Education System in Wallis and Futuna Islands
|Tertiary||Higher Education||Each village has a primary school run by the state. Primary education is much desired by parents, but classes are large and attendance is irregular because children, usually girls, are expected to meet home commitments as well as get an education. Higher Education. Higher education is available in New Caledonia, France, and Australia, but graduates have difficulty finding jobs and adjusting to life back home. A two-year post secondary program was established in the islands in 1990.|
There are barely 16,000 people living on these tiny Pacific Islands, and education is hardly a sophisticated affair, although it is compulsory for children aged between 6 and 16. The main education medium in village schools is French. Primary school lasts for 5 years.
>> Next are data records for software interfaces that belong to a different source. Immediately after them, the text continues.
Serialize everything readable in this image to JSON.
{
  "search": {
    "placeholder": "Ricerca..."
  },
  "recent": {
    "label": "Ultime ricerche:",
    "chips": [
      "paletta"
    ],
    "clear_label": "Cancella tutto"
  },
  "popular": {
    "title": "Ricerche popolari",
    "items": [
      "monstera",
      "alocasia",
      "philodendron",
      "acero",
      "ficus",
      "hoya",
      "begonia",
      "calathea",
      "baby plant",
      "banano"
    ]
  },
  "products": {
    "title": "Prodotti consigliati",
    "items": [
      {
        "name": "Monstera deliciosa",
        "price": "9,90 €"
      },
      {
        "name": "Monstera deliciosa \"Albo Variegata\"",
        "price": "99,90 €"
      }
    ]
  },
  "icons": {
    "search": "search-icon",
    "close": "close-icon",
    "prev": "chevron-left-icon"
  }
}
There is a general expectation that children attend a lower secondary school for a period of several years, although these can be difficult to commute to, for children living in remoter rural areas. Students aspiring to senior secondary education go to New Caledonia or French Polynesia instead, or even France, where they could study at tertiary levels too.